Check your heart. Sin still haunts us, even as church leaders. Sometimes we hold bitterness as an idol. Be honest: we’re not always lovable ourselves. Nevertheless, even those who know us best still love us. We owe to the church the patient love that others give us.
Take a vacation. Sometimes our lack of love for others is really just fatigue. The little things get magnified when we’re tired. Frustration sets in. Love gets strained. Take a break to recover and replenish, and you might find yourself more open to loving your congregation.
Take some folks on a mission trip. Get away from the day-to-day grind of church work while also taking the gospel to the nations. Something unique often happens among a team of believers on the mission field. Get them to focus on those who need to hear the good news instead of on themselves, and you will likely see them as more lovable.
Hang out with a few members who want to grow. Loving the church is not possible without loving a few. Rather than trying to immediately love the whole Body again, focus on a few. Find some believers who are open, and invest in them. It’s amazing how just a few healthy relationships can change your perspective about the whole church.
Get a vision about something in the church. Ask God to help you concentrate on one area of the church’s ministry that most motivates you. Just as focusing on a few believers can be helpful, finding that one area can begin to reignite your love for the church. An outward focus just does that: it takes your eyes off self, and renewed love often follows.
Seek reconciliation with that person. Whether we recognize it or note, one sour relationship can color the way we feel about an entire congregation. Maybe it’s time to say something like, “I’m sorry,” “please forgive me,” or “I fear you have something against me, and I want to fix it.”
Keep doing ministry.
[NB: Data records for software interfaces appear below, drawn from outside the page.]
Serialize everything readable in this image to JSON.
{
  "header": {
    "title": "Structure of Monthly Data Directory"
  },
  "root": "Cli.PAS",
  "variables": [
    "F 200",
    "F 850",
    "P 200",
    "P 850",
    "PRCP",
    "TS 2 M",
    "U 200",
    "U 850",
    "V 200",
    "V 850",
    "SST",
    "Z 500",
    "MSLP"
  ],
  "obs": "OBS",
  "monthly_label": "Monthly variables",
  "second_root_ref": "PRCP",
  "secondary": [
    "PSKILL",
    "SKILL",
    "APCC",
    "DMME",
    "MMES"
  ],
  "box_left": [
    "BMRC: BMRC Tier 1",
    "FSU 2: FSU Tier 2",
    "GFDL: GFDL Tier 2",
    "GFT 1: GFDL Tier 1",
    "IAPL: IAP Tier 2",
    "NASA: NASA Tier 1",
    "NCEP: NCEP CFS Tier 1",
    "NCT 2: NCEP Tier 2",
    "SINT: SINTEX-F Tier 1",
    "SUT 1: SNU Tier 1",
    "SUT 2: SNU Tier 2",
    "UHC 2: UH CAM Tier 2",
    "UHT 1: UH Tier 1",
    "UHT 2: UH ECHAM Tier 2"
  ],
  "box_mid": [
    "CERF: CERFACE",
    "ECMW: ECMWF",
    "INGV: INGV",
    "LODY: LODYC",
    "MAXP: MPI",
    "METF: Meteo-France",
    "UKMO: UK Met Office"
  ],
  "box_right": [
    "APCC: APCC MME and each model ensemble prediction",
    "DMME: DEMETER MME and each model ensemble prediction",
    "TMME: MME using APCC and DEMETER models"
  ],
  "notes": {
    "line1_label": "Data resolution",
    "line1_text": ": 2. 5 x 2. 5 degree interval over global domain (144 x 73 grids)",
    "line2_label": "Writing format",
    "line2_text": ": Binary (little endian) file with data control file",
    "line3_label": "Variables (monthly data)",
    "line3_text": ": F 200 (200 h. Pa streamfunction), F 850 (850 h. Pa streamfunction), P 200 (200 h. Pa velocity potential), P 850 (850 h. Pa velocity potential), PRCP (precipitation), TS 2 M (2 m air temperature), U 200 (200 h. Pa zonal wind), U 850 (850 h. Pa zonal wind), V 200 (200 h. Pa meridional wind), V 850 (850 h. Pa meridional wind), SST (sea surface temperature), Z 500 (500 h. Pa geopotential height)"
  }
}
When your love for your church is strained, withdrawal is not the answer. Nor is laziness or disobedience. Real love demands that we continue to serve the church even when we don’t feel like it. Be faithful in doing loving ministry for your church, and you might find your heart catching fire for them again.
At the heart of most of these suggestions lies the need to put others first and get self out of the way. Self denial is tough. Yet, provides the cure for a whole host of problems, particularly personal relationship problems. Hat tip (Thom Rainer)